» AIM OF THE TASK
The lines to copy are those in the listing that hold the word "Krusty".

» AVAILABLE RECORDS
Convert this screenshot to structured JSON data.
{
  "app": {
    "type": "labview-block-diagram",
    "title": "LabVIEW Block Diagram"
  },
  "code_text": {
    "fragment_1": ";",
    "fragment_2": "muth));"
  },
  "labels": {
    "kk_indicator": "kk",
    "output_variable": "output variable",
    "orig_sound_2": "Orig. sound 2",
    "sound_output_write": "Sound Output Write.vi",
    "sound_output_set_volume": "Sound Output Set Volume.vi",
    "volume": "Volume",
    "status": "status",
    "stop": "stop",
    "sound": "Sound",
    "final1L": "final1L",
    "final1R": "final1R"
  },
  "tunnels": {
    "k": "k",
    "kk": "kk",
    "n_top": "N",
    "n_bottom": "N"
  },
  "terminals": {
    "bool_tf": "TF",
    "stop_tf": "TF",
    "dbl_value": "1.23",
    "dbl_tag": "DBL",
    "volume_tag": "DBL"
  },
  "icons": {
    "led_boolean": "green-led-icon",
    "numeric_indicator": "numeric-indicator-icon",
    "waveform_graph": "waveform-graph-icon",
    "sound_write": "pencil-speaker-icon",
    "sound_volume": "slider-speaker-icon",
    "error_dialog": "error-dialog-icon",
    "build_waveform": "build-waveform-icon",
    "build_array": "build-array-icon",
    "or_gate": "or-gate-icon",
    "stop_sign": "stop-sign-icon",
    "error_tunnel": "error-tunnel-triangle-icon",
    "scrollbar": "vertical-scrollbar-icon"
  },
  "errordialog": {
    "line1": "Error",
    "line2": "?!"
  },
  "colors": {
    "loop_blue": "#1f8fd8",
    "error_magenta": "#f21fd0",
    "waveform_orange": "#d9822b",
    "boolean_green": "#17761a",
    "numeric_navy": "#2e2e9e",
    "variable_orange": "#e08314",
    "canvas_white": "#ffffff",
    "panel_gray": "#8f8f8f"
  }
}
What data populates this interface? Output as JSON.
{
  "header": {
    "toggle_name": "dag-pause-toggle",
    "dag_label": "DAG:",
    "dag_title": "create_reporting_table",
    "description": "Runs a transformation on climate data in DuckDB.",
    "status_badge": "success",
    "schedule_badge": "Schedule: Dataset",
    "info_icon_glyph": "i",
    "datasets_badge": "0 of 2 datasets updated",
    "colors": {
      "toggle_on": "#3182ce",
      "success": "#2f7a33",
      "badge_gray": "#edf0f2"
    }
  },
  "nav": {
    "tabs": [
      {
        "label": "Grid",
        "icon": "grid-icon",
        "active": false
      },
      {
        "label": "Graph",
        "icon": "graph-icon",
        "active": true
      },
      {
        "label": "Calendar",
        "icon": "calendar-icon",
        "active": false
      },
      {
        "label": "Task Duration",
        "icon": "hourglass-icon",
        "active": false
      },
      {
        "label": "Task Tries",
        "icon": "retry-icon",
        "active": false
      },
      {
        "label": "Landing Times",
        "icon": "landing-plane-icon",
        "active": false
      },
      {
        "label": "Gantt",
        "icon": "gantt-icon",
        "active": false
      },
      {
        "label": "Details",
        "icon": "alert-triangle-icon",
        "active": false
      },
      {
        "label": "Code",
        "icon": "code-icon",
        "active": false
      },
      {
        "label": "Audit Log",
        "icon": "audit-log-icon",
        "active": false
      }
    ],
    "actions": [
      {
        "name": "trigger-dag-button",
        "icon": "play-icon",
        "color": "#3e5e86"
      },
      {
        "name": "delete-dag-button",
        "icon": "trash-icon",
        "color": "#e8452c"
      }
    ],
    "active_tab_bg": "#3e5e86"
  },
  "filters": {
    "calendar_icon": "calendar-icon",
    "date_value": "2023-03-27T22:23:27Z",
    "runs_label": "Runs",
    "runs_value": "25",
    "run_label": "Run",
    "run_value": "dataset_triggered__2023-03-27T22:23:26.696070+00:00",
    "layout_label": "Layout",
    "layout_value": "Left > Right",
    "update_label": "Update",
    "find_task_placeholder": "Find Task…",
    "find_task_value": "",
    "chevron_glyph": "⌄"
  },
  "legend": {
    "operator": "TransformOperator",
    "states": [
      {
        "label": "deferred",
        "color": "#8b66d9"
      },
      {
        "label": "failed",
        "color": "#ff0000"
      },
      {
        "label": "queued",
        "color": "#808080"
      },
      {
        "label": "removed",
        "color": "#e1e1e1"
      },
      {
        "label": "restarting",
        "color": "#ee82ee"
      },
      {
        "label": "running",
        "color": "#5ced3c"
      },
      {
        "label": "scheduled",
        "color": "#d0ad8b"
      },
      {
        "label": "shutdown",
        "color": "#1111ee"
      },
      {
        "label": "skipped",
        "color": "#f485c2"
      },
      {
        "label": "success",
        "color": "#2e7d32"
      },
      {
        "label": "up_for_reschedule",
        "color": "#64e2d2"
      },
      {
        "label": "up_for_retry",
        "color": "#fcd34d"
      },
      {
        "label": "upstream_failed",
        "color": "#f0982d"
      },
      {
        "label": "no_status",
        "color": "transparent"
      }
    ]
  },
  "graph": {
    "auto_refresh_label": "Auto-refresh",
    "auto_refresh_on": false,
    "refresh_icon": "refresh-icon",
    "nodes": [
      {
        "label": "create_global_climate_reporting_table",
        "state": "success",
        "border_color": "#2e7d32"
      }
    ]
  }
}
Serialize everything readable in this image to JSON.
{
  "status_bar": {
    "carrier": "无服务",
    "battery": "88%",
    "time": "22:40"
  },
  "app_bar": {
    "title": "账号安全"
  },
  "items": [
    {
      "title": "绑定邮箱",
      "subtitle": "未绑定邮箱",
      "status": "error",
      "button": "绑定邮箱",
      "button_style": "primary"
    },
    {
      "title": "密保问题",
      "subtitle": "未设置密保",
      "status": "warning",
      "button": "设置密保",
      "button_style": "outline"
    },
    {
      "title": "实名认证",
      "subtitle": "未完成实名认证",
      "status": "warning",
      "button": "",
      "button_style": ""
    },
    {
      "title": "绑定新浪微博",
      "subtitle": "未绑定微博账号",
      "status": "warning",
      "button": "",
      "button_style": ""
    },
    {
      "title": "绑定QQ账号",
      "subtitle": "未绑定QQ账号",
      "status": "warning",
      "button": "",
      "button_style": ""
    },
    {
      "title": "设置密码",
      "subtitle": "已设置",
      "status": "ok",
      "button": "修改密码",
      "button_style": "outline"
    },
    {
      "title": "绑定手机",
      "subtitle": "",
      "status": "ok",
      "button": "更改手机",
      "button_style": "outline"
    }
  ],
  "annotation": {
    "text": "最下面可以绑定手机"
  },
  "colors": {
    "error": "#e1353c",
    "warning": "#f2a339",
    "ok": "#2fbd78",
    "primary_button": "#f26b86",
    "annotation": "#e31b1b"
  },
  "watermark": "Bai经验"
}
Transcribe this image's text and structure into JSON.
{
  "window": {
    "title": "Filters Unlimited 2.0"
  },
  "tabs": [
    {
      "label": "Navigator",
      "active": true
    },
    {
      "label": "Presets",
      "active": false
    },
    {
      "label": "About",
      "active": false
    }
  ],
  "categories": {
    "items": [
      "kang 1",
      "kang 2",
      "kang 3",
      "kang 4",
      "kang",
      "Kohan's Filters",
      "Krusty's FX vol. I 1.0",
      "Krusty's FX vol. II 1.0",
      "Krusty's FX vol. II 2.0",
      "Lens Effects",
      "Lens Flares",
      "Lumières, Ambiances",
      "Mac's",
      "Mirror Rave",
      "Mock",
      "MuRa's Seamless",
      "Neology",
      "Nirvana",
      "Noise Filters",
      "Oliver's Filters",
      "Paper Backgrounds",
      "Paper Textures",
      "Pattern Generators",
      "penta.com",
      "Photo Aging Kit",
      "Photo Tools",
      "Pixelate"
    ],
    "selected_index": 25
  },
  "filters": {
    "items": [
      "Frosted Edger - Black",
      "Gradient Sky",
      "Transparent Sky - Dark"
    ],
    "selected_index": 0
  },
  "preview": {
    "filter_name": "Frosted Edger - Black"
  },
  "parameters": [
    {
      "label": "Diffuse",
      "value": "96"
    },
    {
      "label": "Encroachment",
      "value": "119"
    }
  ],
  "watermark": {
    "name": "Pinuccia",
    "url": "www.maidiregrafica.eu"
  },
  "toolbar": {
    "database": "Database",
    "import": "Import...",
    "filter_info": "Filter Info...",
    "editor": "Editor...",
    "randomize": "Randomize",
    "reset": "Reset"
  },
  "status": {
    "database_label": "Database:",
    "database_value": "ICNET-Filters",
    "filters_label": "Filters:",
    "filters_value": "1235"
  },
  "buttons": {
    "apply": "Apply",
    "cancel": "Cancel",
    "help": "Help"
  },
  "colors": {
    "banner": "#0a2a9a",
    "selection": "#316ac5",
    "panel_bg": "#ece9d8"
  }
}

» EXPECTED ANSWER
      "Krusty's FX vol. I 1.0",
      "Krusty's FX vol. II 1.0",
      "Krusty's FX vol. II 2.0",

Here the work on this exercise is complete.